● PROVIDED RECORDS

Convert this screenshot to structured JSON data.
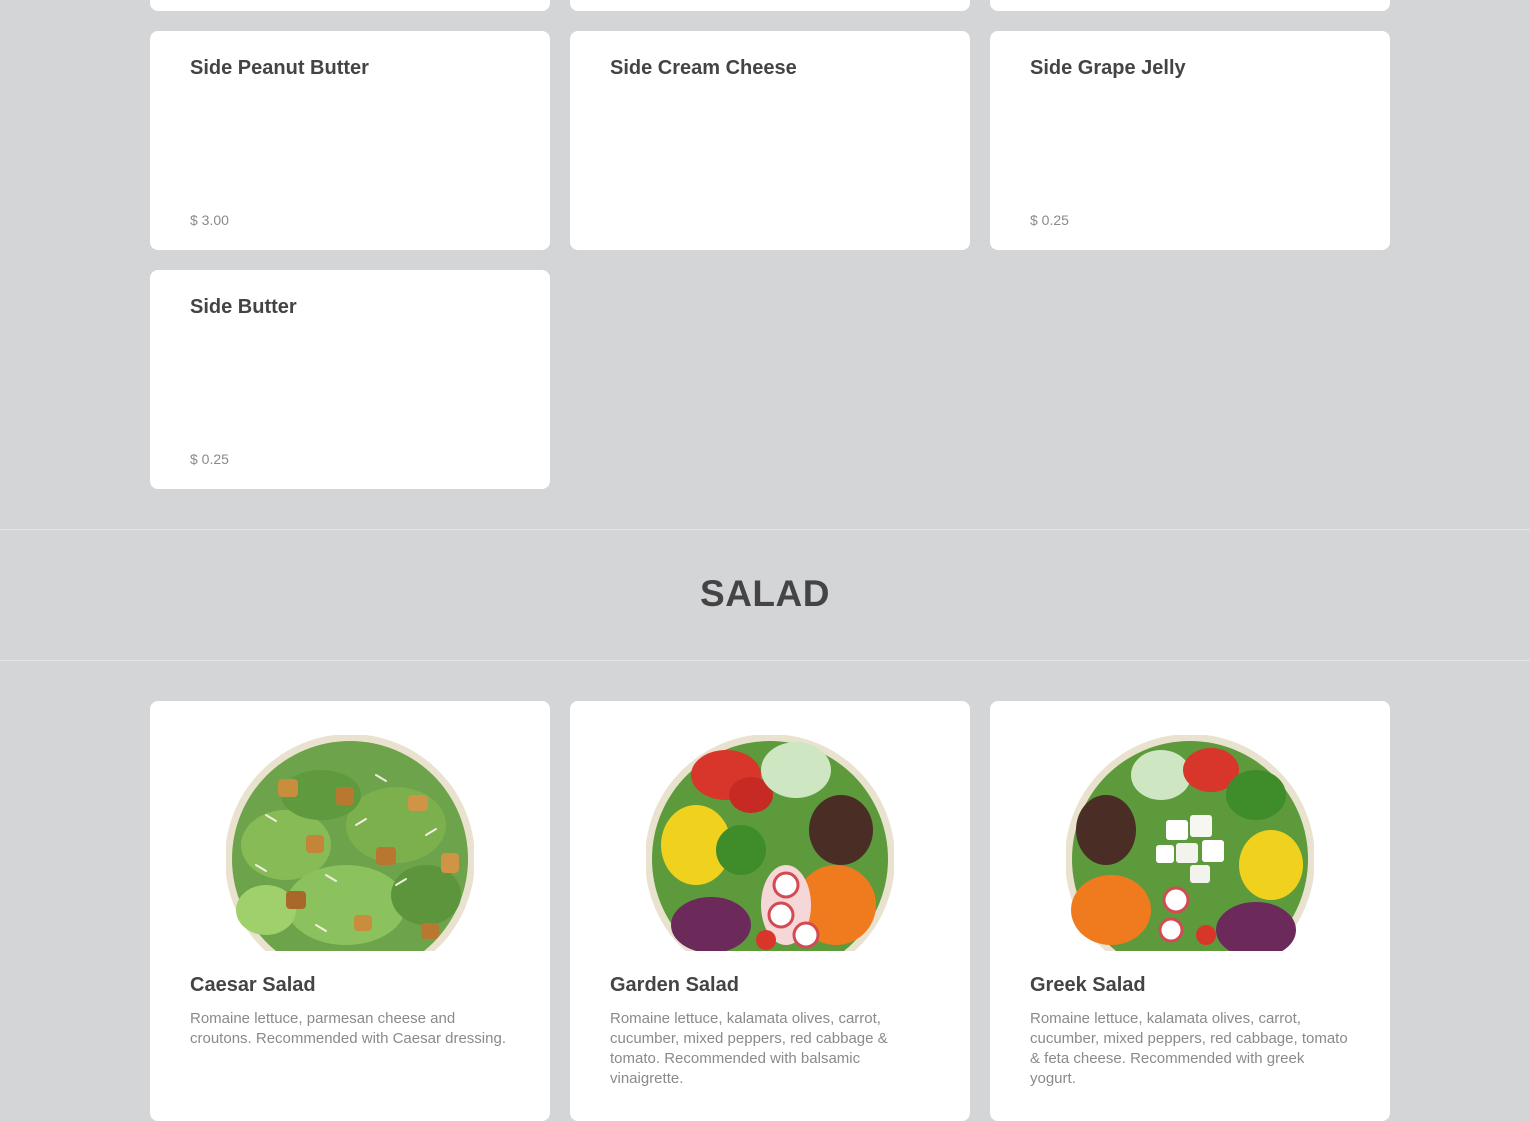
{
  "sides": {
    "items": [
      {
        "name": "Side Peanut Butter",
        "price": "$ 3.00"
      },
      {
        "name": "Side Cream Cheese",
        "price": ""
      },
      {
        "name": "Side Grape Jelly",
        "price": "$ 0.25"
      },
      {
        "name": "Side Butter",
        "price": "$ 0.25"
      }
    ]
  },
  "salad_section": {
    "title": "SALAD",
    "items": [
      {
        "name": "Caesar Salad",
        "description": "Romaine lettuce, parmesan cheese and croutons. Recommended with Caesar dressing.",
        "image_icon": "caesar-salad-image"
      },
      {
        "name": "Garden Salad",
        "description": "Romaine lettuce, kalamata olives, carrot, cucumber, mixed peppers, red cabbage & tomato. Recommended with balsamic vinaigrette.",
        "image_icon": "garden-salad-image"
      },
      {
        "name": "Greek Salad",
        "description": "Romaine lettuce, kalamata olives, carrot, cucumber, mixed peppers, red cabbage, tomato & feta cheese. Recommended with greek yogurt.",
        "image_icon": "greek-salad-image"
      }
    ]
  },
  "colors": {
    "page_background": "#d4d5d7",
    "card_background": "#ffffff",
    "title_text": "#444444",
    "muted_text": "#8a8a8a"
  }
}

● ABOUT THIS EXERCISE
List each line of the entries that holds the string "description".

● OUTPUT OF THE TASK
        "description": "Romaine lettuce, parmesan cheese and croutons. Recommended with Caesar dressing.",
        "description": "Romaine lettuce, kalamata olives, carrot, cucumber, mixed peppers, red cabbage & tomato. Recommended with balsamic vinaigrette.",
        "description": "Romaine lettuce, kalamata olives, carrot, cucumber, mixed peppers, red cabbage, tomato & feta cheese. Recommended with greek yogurt.",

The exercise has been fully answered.